An occupational exposure limit is an upper limit on the acceptable concentration of a hazardous substance in workplace air for a particular material or class of materials. It is typically set by competent national authorities and enforced by legislation to protect occupational safety and health. It is an important tool in risk assessment and in the management of activities involving handling of dangerous substances. There are many dangerous substances for which there are no formal occupational exposure limits. In these cases, hazard banding or control banding strategies can be used to ensure safe handling.
1-Bromopropane (n-propylbromide or nPB) is an organobromine compound with the chemical formula CH3CH2CH2Br. It is a colorless liquid that is used as a solvent. It has a characteristic hydrocarbon odor. Its industrial applications increased dramatically in the 21st century.
An Exposure Action Value (EAV) or Action Value (AV) is a limit set on occupational exposure to noise where, when those values are exceeded, employers must take steps to monitor the exposure levels. These levels are measured in decibels. The American Occupational Safety and Health Administration (OSHA) set the EAV to 85 dB(A). When the eight-hour time-weighted average (TWA) reaches 85 dB(A), employers are required to administer a continuing, effective hearing conservation program. The program consists of monitoring, employee notification, observation, an audiometric testing program, hearing protectors, training programs, and record keeping requirements.
Karl Bernhard Lehmann was a German hygienist and bacteriologist born in Zurich.

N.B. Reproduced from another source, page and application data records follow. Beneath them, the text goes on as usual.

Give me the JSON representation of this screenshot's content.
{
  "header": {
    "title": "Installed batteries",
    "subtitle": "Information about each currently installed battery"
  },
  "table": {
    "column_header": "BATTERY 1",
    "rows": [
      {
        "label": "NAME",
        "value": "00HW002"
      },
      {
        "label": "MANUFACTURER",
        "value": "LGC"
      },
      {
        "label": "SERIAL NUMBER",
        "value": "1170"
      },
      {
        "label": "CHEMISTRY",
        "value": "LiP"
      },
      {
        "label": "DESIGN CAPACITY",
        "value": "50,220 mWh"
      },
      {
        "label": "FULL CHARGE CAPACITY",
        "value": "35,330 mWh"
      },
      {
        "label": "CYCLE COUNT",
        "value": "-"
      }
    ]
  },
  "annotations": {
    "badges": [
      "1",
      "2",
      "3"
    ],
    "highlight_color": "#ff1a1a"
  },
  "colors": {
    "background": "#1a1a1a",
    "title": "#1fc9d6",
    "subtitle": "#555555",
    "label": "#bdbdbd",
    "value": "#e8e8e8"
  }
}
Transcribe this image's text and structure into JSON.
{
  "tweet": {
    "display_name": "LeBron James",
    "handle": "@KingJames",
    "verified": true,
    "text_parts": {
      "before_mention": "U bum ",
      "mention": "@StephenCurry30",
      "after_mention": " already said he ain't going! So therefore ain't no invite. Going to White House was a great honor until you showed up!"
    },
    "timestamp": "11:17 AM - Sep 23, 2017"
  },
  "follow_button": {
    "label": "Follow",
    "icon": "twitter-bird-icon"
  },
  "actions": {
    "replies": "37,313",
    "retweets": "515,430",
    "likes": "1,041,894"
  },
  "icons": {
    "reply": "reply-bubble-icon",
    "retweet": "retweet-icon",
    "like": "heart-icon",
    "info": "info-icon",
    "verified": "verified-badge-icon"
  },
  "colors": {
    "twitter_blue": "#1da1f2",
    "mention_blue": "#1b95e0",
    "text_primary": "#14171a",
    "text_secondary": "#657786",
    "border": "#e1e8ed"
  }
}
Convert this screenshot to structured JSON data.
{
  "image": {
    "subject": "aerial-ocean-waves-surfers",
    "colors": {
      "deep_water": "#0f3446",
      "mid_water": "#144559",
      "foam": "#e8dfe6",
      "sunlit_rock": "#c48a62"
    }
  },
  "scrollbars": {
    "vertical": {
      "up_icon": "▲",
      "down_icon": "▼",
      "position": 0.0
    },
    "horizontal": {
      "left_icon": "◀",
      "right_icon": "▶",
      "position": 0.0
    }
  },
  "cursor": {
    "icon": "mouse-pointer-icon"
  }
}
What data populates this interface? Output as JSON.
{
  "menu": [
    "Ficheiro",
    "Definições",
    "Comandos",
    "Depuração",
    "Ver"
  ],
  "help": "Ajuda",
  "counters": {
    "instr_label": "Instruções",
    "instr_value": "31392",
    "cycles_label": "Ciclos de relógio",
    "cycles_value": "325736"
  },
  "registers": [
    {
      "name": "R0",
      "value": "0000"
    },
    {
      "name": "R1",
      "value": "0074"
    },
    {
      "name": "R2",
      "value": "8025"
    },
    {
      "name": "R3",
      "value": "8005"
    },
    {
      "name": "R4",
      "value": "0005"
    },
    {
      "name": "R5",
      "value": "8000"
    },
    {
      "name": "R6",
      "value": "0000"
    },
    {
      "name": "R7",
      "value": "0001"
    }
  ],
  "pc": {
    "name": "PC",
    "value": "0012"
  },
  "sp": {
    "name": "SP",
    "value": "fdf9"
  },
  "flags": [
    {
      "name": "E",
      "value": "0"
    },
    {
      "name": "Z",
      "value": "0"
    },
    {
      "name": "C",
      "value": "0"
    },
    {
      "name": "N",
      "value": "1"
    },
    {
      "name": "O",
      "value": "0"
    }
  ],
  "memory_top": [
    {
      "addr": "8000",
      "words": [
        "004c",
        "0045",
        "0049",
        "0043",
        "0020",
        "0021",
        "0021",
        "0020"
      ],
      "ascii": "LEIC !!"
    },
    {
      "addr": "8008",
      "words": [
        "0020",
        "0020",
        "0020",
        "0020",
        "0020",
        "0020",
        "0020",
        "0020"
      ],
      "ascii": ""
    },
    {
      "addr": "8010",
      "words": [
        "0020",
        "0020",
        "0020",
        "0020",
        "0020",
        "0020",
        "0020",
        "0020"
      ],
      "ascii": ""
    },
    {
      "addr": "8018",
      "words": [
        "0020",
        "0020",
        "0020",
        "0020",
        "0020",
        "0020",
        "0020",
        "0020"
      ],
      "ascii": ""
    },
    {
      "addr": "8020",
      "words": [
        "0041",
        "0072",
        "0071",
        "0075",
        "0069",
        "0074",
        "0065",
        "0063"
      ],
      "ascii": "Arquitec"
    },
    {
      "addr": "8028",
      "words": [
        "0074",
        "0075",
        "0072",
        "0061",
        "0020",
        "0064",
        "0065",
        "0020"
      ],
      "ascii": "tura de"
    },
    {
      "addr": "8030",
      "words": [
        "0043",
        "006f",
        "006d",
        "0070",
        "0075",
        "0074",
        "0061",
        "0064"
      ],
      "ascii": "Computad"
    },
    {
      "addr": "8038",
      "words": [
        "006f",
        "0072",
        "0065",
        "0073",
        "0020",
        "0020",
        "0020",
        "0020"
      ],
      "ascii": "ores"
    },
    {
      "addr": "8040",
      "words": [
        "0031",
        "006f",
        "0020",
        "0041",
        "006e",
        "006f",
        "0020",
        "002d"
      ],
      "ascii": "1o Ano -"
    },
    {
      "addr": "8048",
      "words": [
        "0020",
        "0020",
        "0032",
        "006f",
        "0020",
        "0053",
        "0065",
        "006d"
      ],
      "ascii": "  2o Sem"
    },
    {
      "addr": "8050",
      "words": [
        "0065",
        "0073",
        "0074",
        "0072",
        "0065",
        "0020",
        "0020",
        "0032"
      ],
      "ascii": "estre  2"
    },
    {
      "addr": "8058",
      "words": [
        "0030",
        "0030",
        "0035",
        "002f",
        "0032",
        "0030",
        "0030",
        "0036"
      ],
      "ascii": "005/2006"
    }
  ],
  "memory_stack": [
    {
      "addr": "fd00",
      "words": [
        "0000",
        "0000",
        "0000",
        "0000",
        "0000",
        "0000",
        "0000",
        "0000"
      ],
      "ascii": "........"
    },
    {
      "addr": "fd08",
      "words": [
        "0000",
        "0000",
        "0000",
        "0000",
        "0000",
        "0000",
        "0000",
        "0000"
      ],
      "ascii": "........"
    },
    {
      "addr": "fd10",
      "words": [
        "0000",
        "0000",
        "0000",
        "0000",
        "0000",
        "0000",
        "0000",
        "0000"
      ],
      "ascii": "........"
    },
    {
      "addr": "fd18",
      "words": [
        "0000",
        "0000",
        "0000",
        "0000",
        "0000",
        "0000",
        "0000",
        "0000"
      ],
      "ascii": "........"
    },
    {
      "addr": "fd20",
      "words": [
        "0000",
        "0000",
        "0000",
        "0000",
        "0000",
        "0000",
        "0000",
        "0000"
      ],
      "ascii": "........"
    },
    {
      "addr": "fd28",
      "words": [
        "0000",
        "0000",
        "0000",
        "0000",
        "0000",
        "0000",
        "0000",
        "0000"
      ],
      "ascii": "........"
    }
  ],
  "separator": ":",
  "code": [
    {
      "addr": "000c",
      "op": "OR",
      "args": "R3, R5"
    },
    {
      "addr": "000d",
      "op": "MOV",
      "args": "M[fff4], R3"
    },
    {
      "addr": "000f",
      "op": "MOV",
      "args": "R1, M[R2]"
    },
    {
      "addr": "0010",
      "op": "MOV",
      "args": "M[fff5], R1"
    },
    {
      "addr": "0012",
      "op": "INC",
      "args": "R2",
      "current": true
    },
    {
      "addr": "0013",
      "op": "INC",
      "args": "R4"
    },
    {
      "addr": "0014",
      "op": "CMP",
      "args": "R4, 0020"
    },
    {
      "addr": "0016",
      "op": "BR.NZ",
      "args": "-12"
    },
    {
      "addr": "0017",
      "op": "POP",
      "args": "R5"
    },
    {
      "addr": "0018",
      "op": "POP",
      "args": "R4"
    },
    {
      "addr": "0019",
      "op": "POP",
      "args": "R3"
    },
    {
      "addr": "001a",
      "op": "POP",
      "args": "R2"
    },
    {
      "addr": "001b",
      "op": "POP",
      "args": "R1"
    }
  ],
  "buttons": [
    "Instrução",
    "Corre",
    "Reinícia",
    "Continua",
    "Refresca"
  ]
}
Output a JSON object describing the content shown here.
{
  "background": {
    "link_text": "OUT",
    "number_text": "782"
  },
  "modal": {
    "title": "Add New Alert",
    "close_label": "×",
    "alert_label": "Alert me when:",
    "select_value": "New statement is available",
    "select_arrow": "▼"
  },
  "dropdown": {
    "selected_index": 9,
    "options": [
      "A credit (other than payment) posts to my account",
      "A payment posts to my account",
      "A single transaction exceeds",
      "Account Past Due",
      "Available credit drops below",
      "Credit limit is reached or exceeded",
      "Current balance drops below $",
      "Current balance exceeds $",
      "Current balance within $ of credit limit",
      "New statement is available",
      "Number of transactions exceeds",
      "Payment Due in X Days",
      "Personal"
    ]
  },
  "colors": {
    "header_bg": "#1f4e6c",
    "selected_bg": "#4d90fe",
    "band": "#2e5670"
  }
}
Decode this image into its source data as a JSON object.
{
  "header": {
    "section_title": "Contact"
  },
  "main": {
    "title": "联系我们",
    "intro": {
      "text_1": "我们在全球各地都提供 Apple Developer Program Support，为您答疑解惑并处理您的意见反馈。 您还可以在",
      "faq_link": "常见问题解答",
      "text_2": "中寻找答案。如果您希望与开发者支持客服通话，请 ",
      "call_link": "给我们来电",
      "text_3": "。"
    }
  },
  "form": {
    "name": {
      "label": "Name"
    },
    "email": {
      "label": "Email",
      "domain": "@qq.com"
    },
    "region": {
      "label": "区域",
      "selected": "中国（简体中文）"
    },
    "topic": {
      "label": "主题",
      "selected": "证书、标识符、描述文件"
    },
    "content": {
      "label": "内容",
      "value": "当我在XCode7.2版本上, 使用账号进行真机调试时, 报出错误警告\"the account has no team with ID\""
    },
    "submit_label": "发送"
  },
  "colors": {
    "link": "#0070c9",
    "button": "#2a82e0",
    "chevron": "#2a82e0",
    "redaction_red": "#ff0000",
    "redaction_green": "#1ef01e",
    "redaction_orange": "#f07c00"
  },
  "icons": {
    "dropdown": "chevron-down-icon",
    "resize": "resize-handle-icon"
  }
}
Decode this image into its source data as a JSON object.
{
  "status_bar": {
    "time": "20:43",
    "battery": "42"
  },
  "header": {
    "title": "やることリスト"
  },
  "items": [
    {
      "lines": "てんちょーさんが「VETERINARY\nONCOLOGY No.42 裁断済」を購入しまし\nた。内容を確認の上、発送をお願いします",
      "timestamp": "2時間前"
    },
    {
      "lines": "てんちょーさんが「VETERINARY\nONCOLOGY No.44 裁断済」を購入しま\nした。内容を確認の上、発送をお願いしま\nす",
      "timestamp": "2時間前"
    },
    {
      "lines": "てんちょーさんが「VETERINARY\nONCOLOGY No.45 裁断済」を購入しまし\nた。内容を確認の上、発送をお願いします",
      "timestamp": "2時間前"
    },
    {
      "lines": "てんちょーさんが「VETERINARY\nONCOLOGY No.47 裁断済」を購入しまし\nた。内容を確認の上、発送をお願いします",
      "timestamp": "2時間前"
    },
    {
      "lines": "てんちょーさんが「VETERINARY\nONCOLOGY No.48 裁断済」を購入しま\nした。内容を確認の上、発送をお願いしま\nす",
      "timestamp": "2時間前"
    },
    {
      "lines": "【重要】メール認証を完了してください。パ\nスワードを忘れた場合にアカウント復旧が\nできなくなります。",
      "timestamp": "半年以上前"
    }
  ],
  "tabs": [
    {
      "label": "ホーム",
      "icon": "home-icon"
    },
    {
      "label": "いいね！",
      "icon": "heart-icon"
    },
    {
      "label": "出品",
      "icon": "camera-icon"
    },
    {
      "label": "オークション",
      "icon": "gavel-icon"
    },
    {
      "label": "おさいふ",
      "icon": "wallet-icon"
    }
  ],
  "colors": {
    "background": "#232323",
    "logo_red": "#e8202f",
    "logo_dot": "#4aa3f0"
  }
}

He was a brother to publisher Julius Friedrich Lehmann (1864–1935).
A short-term exposure limit (STEL) is the acceptable average exposure over a short period of time, usually 15 minutes as long as the time-weighted average is not exceeded.
Tolerable daily intake (TDI) refers to the daily amount of a chemical that has been assessed safe for human being on long-term basis. Originally acceptable daily intake (ADI) was introduced in 1961 to define the daily intake of a food additive which, during the entire lifetime, appears to be without appreciable risk. For contaminants and other foreign chemicals not used intentionally, the term TDI is often preferred. Both ADI and TDI are usually assessed based on animal experiments, and it is most often hundreds of times lower than the dose causing no observable adverse effect (NOAEL) in the most sensitive tested animal species. Because the uncertainty factors may vary depending on the quality of data and the type of adverse effect, TDI values are not good estimates of the harmfulness of chemicals, and must be considered administrative tools to set allowable limits for chemicals, rather than scientific measures. The threshold limit value (TLV) of a chemical substance is a level to which it is believed a worker can be exposed day after day for a working lifetime without adverse effects.
There are unique occupational health issues in the casino industry. The most common are from cancers resulting from exposure to second-hand tobacco smoke, and musculoskeletal injury (MSI) from repetitive motion injuries while running table games over many hours.